> Work to be completed
Type out the entries again, keeping every word unchanged.

Stored records:
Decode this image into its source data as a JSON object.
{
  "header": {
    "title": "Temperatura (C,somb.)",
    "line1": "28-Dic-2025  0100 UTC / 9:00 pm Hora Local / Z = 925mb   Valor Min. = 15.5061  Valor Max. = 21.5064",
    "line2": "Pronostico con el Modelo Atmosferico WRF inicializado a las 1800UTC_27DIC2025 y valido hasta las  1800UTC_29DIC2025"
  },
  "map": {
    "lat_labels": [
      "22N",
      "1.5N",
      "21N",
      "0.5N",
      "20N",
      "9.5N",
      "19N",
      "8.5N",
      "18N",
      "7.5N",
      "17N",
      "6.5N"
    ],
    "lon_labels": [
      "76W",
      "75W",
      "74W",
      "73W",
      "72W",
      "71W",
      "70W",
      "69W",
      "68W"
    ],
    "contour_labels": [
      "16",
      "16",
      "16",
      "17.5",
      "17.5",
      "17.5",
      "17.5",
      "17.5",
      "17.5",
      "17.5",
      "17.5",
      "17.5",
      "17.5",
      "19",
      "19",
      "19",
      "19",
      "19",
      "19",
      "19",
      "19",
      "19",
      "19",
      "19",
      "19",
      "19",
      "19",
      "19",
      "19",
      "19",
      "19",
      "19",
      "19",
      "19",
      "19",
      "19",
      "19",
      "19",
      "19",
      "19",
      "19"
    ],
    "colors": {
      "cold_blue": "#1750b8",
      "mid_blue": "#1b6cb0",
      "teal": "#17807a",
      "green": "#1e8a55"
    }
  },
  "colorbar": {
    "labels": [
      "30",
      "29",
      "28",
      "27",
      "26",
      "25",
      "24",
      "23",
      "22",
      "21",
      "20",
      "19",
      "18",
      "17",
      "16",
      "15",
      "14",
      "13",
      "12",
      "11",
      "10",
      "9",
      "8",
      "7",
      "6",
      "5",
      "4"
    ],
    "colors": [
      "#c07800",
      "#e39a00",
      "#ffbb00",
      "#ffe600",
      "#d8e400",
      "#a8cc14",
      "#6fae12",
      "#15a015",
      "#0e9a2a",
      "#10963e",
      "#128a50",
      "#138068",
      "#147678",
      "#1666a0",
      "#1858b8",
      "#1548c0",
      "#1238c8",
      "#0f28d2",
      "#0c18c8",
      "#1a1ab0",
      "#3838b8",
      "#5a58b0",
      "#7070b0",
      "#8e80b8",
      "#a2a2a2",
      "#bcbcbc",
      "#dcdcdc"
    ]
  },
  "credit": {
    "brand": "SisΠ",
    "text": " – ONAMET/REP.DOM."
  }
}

> Completed exercise
Decode this image into its source data as a JSON object.
{
  "header": {
    "title": "Temperatura (C,somb.)",
    "line1": "28-Dic-2025  0100 UTC / 9:00 pm Hora Local / Z = 925mb   Valor Min. = 15.5061  Valor Max. = 21.5064",
    "line2": "Pronostico con el Modelo Atmosferico WRF inicializado a las 1800UTC_27DIC2025 y valido hasta las  1800UTC_29DIC2025"
  },
  "map": {
    "lat_labels": [
      "22N",
      "1.5N",
      "21N",
      "0.5N",
      "20N",
      "9.5N",
      "19N",
      "8.5N",
      "18N",
      "7.5N",
      "17N",
      "6.5N"
    ],
    "lon_labels": [
      "76W",
      "75W",
      "74W",
      "73W",
      "72W",
      "71W",
      "70W",
      "69W",
      "68W"
    ],
    "contour_labels": [
      "16",
      "16",
      "16",
      "17.5",
      "17.5",
      "17.5",
      "17.5",
      "17.5",
      "17.5",
      "17.5",
      "17.5",
      "17.5",
      "17.5",
      "19",
      "19",
      "19",
      "19",
      "19",
      "19",
      "19",
      "19",
      "19",
      "19",
      "19",
      "19",
      "19",
      "19",
      "19",
      "19",
      "19",
      "19",
      "19",
      "19",
      "19",
      "19",
      "19",
      "19",
      "19",
      "19",
      "19",
      "19"
    ],
    "colors": {
      "cold_blue": "#1750b8",
      "mid_blue": "#1b6cb0",
      "teal": "#17807a",
      "green": "#1e8a55"
    }
  },
  "colorbar": {
    "labels": [
      "30",
      "29",
      "28",
      "27",
      "26",
      "25",
      "24",
      "23",
      "22",
      "21",
      "20",
      "19",
      "18",
      "17",
      "16",
      "15",
      "14",
      "13",
      "12",
      "11",
      "10",
      "9",
      "8",
      "7",
      "6",
      "5",
      "4"
    ],
    "colors": [
      "#c07800",
      "#e39a00",
      "#ffbb00",
      "#ffe600",
      "#d8e400",
      "#a8cc14",
      "#6fae12",
      "#15a015",
      "#0e9a2a",
      "#10963e",
      "#128a50",
      "#138068",
      "#147678",
      "#1666a0",
      "#1858b8",
      "#1548c0",
      "#1238c8",
      "#0f28d2",
      "#0c18c8",
      "#1a1ab0",
      "#3838b8",
      "#5a58b0",
      "#7070b0",
      "#8e80b8",
      "#a2a2a2",
      "#bcbcbc",
      "#dcdcdc"
    ]
  },
  "credit": {
    "brand": "SisΠ",
    "text": " – ONAMET/REP.DOM."
  }
}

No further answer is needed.